Prohibition of the conversion to commercial or industrial use of irrigable and irrigated lands and automatic CARP coverage of lands targeted for conversion if the conversion plan has not been implemented after five years.
But the landlord bloc, which was amply represented in the House’s contingent to the bicameral meeting, would not allow passage of the bill without the attachment of what in legislative parlance was known as a “killer amendment,” or one that would be sneaked in to obstruct the implementation of a law’s strategic aim.
This is CARPER’s Section 5 which states that “only farmers [tenants and lessees] and agricultural farm workers actually tilling the land, as certified under oath by the Barangay Agrarian Reform Council (BARC) and attested by the landowner are the qualified beneficiaries.”
The phrase “attested by the landowner” would essentially give the latter veto power over who would receive land, allowing him to, among other things, select relatives or compliant tenants as beneficiaries.
In a graphic description of the bicameral process, which was open to the public, Katarungan, a network of peasant organizations, noted that the most articulate representative of the landlord bloc, Representative Pablo (“Pabling”) Garcia, “held on to this amendment with steely resolve, even as he conceded his other ‘killer amendments’ and allowed the passage of reforms.”
Not even the slaying of the popular peasant advocate from Sumilao, Rene Penas, shortly before the bicameral began, softened the determination of the landlord lobby to retain this clause.
Why? Because it would make the agrarian reform process “hostage” to “an entity whose interest is precisely to stop the process.”
According to Katarungan, Section 5 would allow “much havoc to be wrought.”
The pro-farmer participants at the bicameral were well aware of the amendment’s potential for mischief, and they succeeded in inserting a clause that would hold “criminally liable” and penalize “any person who shall cause undue delay of the implementation of the program.” Many feel, however, that this will be insufficient to deter landlords determined to derail the process.
No Easy Choices
The battle over CARPER went down to the wire.

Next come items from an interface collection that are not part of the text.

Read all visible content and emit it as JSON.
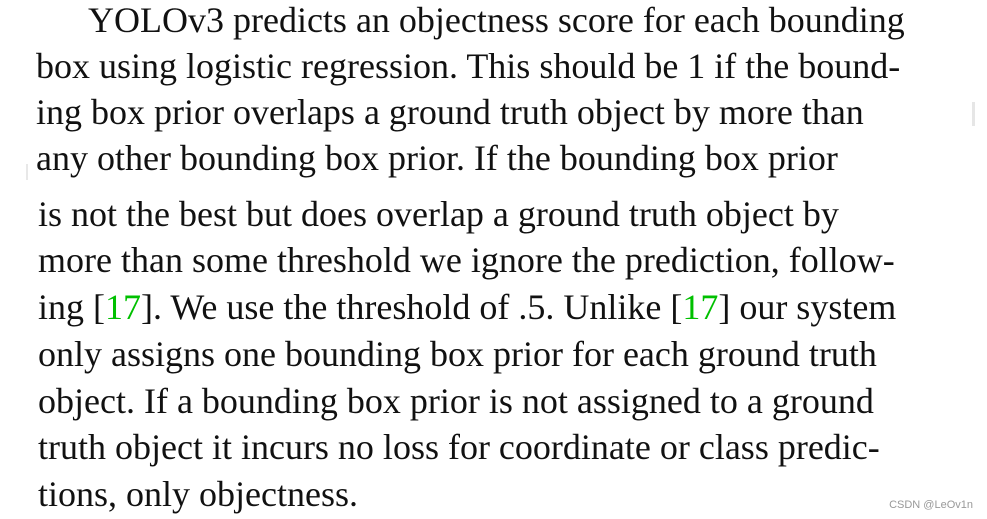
{
  "paragraph": {
    "line1": "YOLOv3 predicts an objectness score for each bounding",
    "line2": "box using logistic regression. This should be 1 if the bound-",
    "line3": "ing box prior overlaps a ground truth object by more than",
    "line4": "any other bounding box prior.  If the bounding box prior",
    "line5": "is not the best but does overlap a ground truth object by",
    "line6": "more than some threshold we ignore the prediction, follow-",
    "line7": {
      "pre": "ing [",
      "cite1": "17",
      "mid": "]. We use the threshold of .5. Unlike [",
      "cite2": "17",
      "post": "] our system"
    },
    "line8": "only assigns one bounding box prior for each ground truth",
    "line9": "object. If a bounding box prior is not assigned to a ground",
    "line10": "truth object it incurs no loss for coordinate or class predic-",
    "line11": "tions, only objectness."
  },
  "colors": {
    "text": "#111111",
    "citation": "#00c000",
    "watermark": "#999999"
  },
  "watermark": "CSDN @LeOv1n"
}
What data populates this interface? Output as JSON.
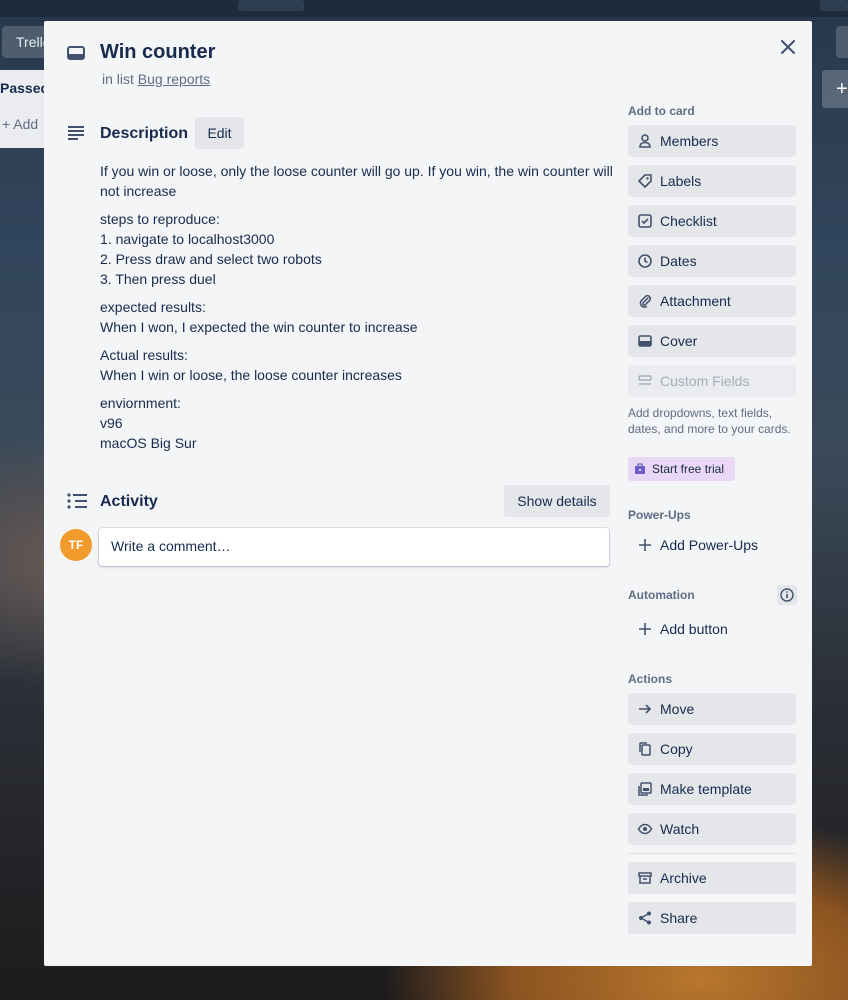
{
  "card": {
    "title": "Win counter",
    "in_list_prefix": "in list",
    "list_name": "Bug reports"
  },
  "background": {
    "header_button_label": "Trello",
    "list_title": "Passed",
    "list_add_label": "+ Add"
  },
  "description": {
    "heading": "Description",
    "edit_label": "Edit",
    "paragraphs": [
      "If you win or loose, only the loose counter will go up. If you win, the win counter will not increase",
      "steps to reproduce:\n1. navigate to localhost3000\n2. Press draw and select two robots\n3. Then press duel",
      "expected results:\nWhen I won, I expected the win counter to increase",
      "Actual results:\nWhen I win or loose, the loose counter increases",
      "enviornment:\nv96\nmacOS Big Sur"
    ]
  },
  "activity": {
    "heading": "Activity",
    "show_details_label": "Show details",
    "avatar_initials": "TF",
    "comment_placeholder": "Write a comment…"
  },
  "sidebar": {
    "add_to_card": {
      "heading": "Add to card",
      "items": [
        {
          "label": "Members",
          "icon": "person-icon"
        },
        {
          "label": "Labels",
          "icon": "tag-icon"
        },
        {
          "label": "Checklist",
          "icon": "checkbox-icon"
        },
        {
          "label": "Dates",
          "icon": "clock-icon"
        },
        {
          "label": "Attachment",
          "icon": "paperclip-icon"
        },
        {
          "label": "Cover",
          "icon": "cover-icon"
        },
        {
          "label": "Custom Fields",
          "icon": "custom-fields-icon"
        }
      ],
      "custom_fields_note": "Add dropdowns, text fields, dates, and more to your cards.",
      "trial_label": "Start free trial"
    },
    "powerups": {
      "heading": "Power-Ups",
      "add_label": "Add Power-Ups"
    },
    "automation": {
      "heading": "Automation",
      "add_label": "Add button"
    },
    "actions": {
      "heading": "Actions",
      "items": [
        {
          "label": "Move",
          "icon": "arrow-right-icon"
        },
        {
          "label": "Copy",
          "icon": "copy-icon"
        },
        {
          "label": "Make template",
          "icon": "template-icon"
        },
        {
          "label": "Watch",
          "icon": "eye-icon"
        },
        {
          "label": "Archive",
          "icon": "archive-icon"
        },
        {
          "label": "Share",
          "icon": "share-icon"
        }
      ]
    }
  },
  "colors": {
    "modal_bg": "#f4f5f7",
    "button_bg": "#e4e6ea",
    "avatar": "#f19b2c",
    "trial_bg": "#ead7f5",
    "text": "#172b4d",
    "muted": "#5e6c84"
  }
}
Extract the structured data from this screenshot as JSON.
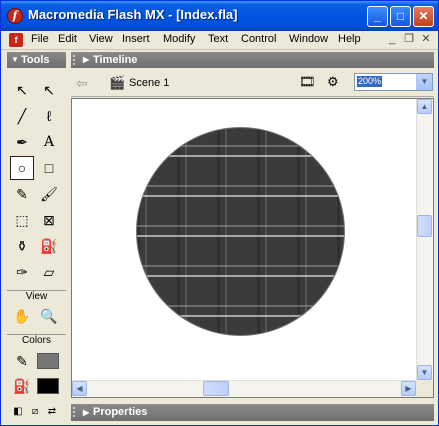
{
  "window": {
    "title": "Macromedia Flash MX - [Index.fla]",
    "app_icon": "flash-icon",
    "minimize_glyph": "_",
    "maximize_glyph": "□",
    "close_glyph": "✕"
  },
  "menubar": {
    "items": [
      "File",
      "Edit",
      "View",
      "Insert",
      "Modify",
      "Text",
      "Control",
      "Window",
      "Help"
    ]
  },
  "tools_panel": {
    "title": "Tools",
    "view_label": "View",
    "colors_label": "Colors"
  },
  "timeline": {
    "title": "Timeline"
  },
  "scene": {
    "label": "Scene 1",
    "zoom": "200%"
  },
  "properties": {
    "title": "Properties"
  },
  "colors": {
    "title_bar": "#0054e3",
    "panel_header": "#7a7a7a",
    "stage": "#ffffff",
    "circle_fill": "#3b3b3b"
  }
}
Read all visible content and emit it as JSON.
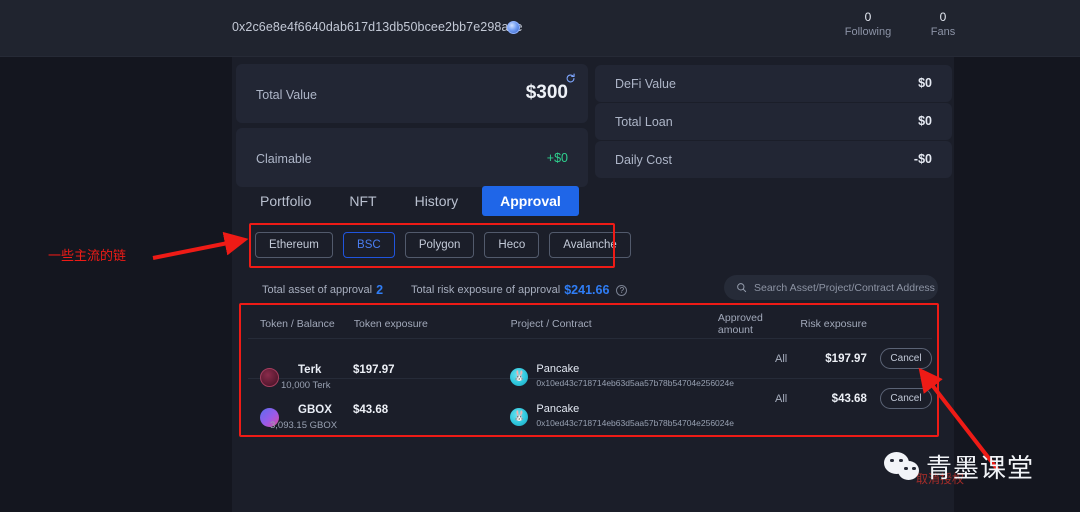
{
  "header": {
    "wallet_address": "0x2c6e8e4f6640dab617d13db50bcee2bb7e298ade",
    "address_badge_icon": "token-badge-icon",
    "stats": [
      {
        "name": "following",
        "value": "0",
        "label": "Following"
      },
      {
        "name": "fans",
        "value": "0",
        "label": "Fans"
      }
    ]
  },
  "summary_cards": {
    "total_value": {
      "label": "Total Value",
      "value": "$300",
      "refresh_icon": "refresh-icon"
    },
    "claimable": {
      "label": "Claimable",
      "value": "+$0"
    },
    "defi_value": {
      "label": "DeFi Value",
      "value": "$0"
    },
    "total_loan": {
      "label": "Total Loan",
      "value": "$0"
    },
    "daily_cost": {
      "label": "Daily Cost",
      "value": "-$0"
    }
  },
  "tabs": [
    {
      "label": "Portfolio",
      "active": false
    },
    {
      "label": "NFT",
      "active": false
    },
    {
      "label": "History",
      "active": false
    },
    {
      "label": "Approval",
      "active": true
    }
  ],
  "chains": [
    {
      "label": "Ethereum",
      "selected": false
    },
    {
      "label": "BSC",
      "selected": true
    },
    {
      "label": "Polygon",
      "selected": false
    },
    {
      "label": "Heco",
      "selected": false
    },
    {
      "label": "Avalanche",
      "selected": false
    }
  ],
  "approval_stats": {
    "asset_label": "Total asset of approval",
    "asset_value": "2",
    "risk_label": "Total risk exposure of approval",
    "risk_value": "$241.66",
    "help_icon": "question-mark-icon",
    "help_glyph": "?"
  },
  "search": {
    "placeholder": "Search Asset/Project/Contract Address",
    "value": "",
    "icon": "search-icon"
  },
  "table": {
    "columns": [
      "Token / Balance",
      "Token exposure",
      "Project / Contract",
      "Approved amount",
      "Risk exposure"
    ],
    "rows": [
      {
        "token_name": "Terk",
        "token_balance": "10,000 Terk",
        "token_exposure": "$197.97",
        "token_icon": "terk-token-icon",
        "project_name": "Pancake",
        "project_icon": "pancake-icon",
        "project_glyph": "🐰",
        "contract": "0x10ed43c718714eb63d5aa57b78b54704e256024e",
        "approved_amount": "All",
        "risk_exposure": "$197.97",
        "action_label": "Cancel"
      },
      {
        "token_name": "GBOX",
        "token_balance": "3,093.15 GBOX",
        "token_exposure": "$43.68",
        "token_icon": "gbox-token-icon",
        "project_name": "Pancake",
        "project_icon": "pancake-icon",
        "project_glyph": "🐰",
        "contract": "0x10ed43c718714eb63d5aa57b78b54704e256024e",
        "approved_amount": "All",
        "risk_exposure": "$43.68",
        "action_label": "Cancel"
      }
    ]
  },
  "annotations": {
    "chains_note": "一些主流的链",
    "cancel_note": "取消授权",
    "highlight_color": "#ee1b16"
  },
  "watermark": {
    "brand": "青墨课堂",
    "logo_icon": "wechat-icon"
  }
}
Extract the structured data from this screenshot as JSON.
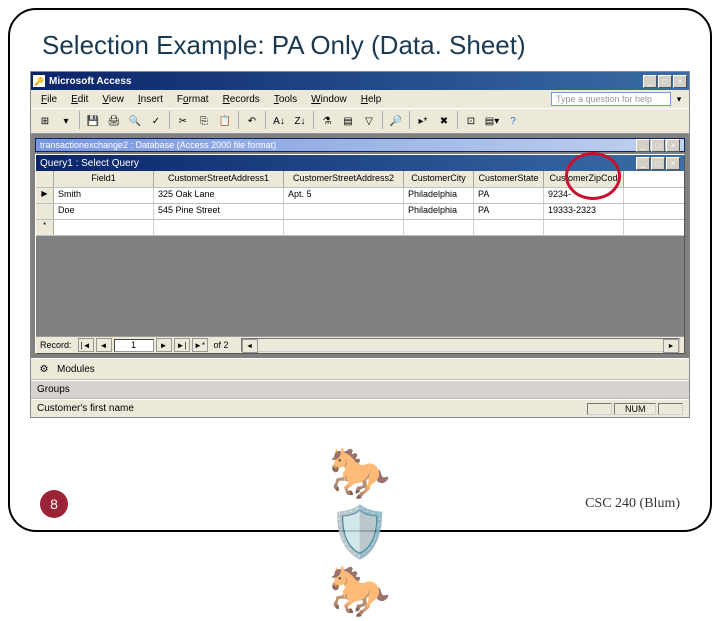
{
  "slide": {
    "title": "Selection Example: PA Only (Data. Sheet)",
    "page_number": "8",
    "course": "CSC 240 (Blum)"
  },
  "app": {
    "title": "Microsoft Access",
    "menus": [
      "File",
      "Edit",
      "View",
      "Insert",
      "Format",
      "Records",
      "Tools",
      "Window",
      "Help"
    ],
    "help_placeholder": "Type a question for help",
    "db_window_title": "transactionexchange2 : Database (Access 2000 file format)",
    "query_window_title": "Query1 : Select Query"
  },
  "datasheet": {
    "columns": [
      "Field1",
      "CustomerStreetAddress1",
      "CustomerStreetAddress2",
      "CustomerCity",
      "CustomerState",
      "CustomerZipCod"
    ],
    "rows": [
      {
        "sel": "▶",
        "field1": "Smith",
        "addr1": "325 Oak Lane",
        "addr2": "Apt. 5",
        "city": "Philadelphia",
        "state": "PA",
        "zip": "9234-"
      },
      {
        "sel": "",
        "field1": "Doe",
        "addr1": "545 Pine Street",
        "addr2": "",
        "city": "Philadelphia",
        "state": "PA",
        "zip": "19333-2323"
      },
      {
        "sel": "*",
        "field1": "",
        "addr1": "",
        "addr2": "",
        "city": "",
        "state": "",
        "zip": ""
      }
    ]
  },
  "nav": {
    "label": "Record:",
    "current": "1",
    "of_text": "of  2"
  },
  "sidebar": {
    "modules_label": "Modules",
    "groups_label": "Groups"
  },
  "statusbar": {
    "text": "Customer's first name",
    "num": "NUM"
  },
  "colors": {
    "accent": "#0a246a",
    "panel": "#ece9d8",
    "circle": "#c8102e"
  }
}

It was class politics taking the form of rough legislative struggle and maneuver, and in the end, the pro-reform forces were forced to choose between passing a bill many provisions of which were a significant improvement over CARP but which carried one menacing provision, and seeing the agrarian reform process stall.
I believe that given the balance of forces in the country today, those who voted for CARPER made the right choice. This was the best piece of agrarian reform legislation we could come up with at this historical juncture, given the correlation of class power. But the contingency element looms large: whether CARPER becomes truly a vehicle for advancing reform will depend on whether pro-reform forces can create, at the local level, the critical political mass involving farmers, progressive elements at the Department of Agrarian Reform, the Church, and other groups that would overcome the rearguard actions of the landed class to delay the inevitable.
To paraphrase an old legal saying, the facts on the ground will constitute nine-tenths of the law.
*The commentator is one of the two members of Congress representing the partylist Akbayan! (Citizens Action Party).